“The Recruit” then moves into setting up the era by showing the audience different but similar kinds of scenes, locations, and characters. We meet new species, the Gozzo, with Flix. There’s no big explanation. He’s simply existing with his partner, Orka. This is another new for Star Wars by giving us the first on-screen queer couple in the franchise. The Colossus is clearly lived in with its low lighting, dirty cantina, and mix of all types of people. The market is bright and vibrant, but the awnings are patchwork fabric held together with huge stitches. It’s full of life in every corner.

Then there are the quiet moments that lay the stage for the world. A couple of shots particularly stands out to me. In part two of “The Recruit” on the morning of Kaz’s race against Torra, there is a shot of some of the residents sleeping outside on the docks. This codes them as being homeless which helps show poverty on the platform. In another, Aunt Z opens the door to her cantina where Al, the older man who is always shown drinking, is waiting for entry. Al’s arms wrap tightly around his body as he waits. While Al is usually played for laughs, there is an underlying sadness in this time period that’s supposed to be peaceful.
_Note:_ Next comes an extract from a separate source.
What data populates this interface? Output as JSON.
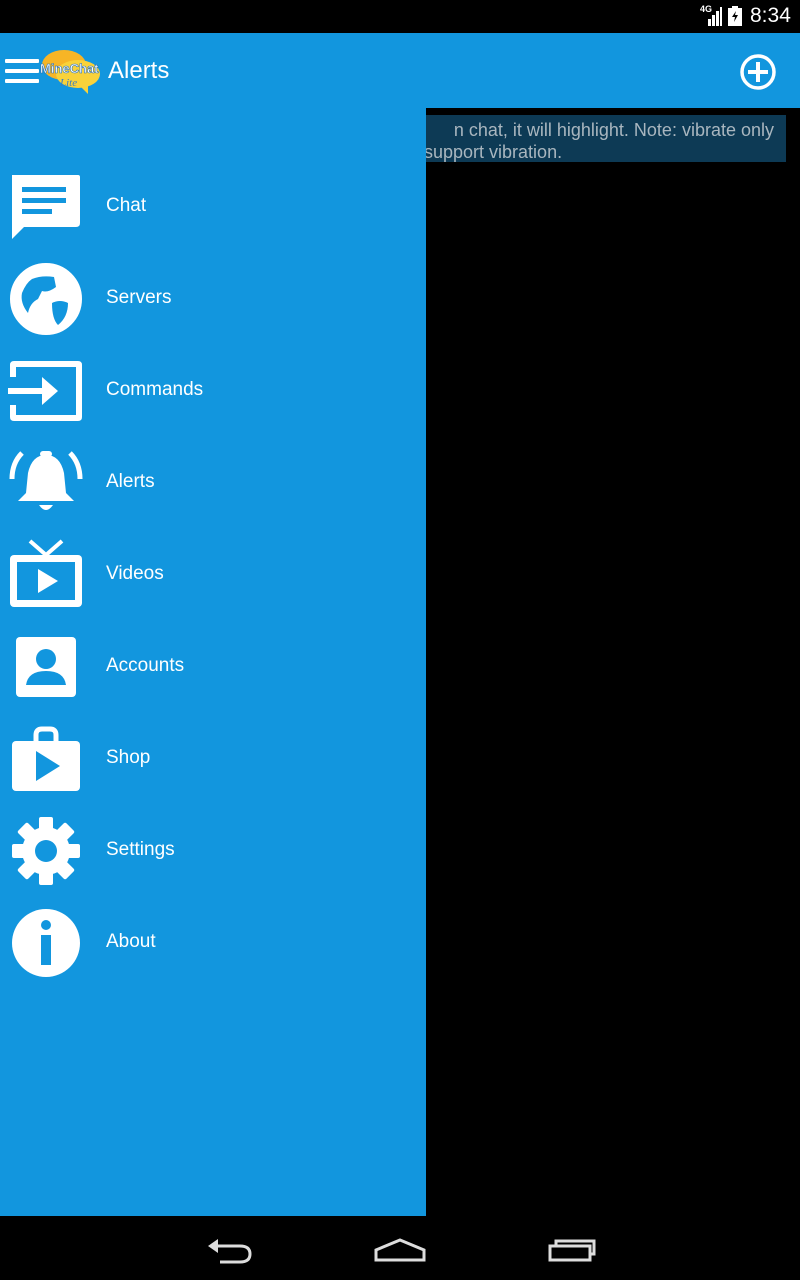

As someone who has had family members struggle with alcoholism, I’ve seen people hold themselves like Al between drinks.

It’s visual shots like these that are choices by the creators. “The Recruit” introduces these subtle yet important stories that will be told over the next two seasons. This show has a lot to say about our real world. It focuses on mental trauma and PTSD from war. It looks into refugees through the Children from Tehar. During the episode “the Disappeared,” the show uses Holocaust imagery as the First Order locks the alien characters in shipping crates to send them off to work camps. As mentioned, it shines a lens on privilege and social structures colliding with wars. This kind of story was set up in “The Recruit.”

Star Wars Resistance is a show that makes you think hard about the stories of this franchise. It is not a plot driven show. It’s not made to function in that way. Instead, it makes you think about the world and the people living in it. It builds empathy for individuals from various backgrounds, truly taking its time to let the audience get to know them. It’s not only a character study, it’s a study of the galaxy as a whole on a social level.

So don’t go into “The Recruit” expecting some grand plot that will give a background story to the Sequel Trilogy. Instead, enjoy the nuance world and characters being built in one of the most unique entries in Star Wars.

 

Read my past articles about Star Wars Resistance here.

This website doesn’t run without you. Servers and hosts cost money. If you like what I do, maybe buy me a coffee sometime?

Liked it? Take a second to support Hope Mullinax on Patreon!

Leave a Reply

Your email address will not be published. Required fields are marked *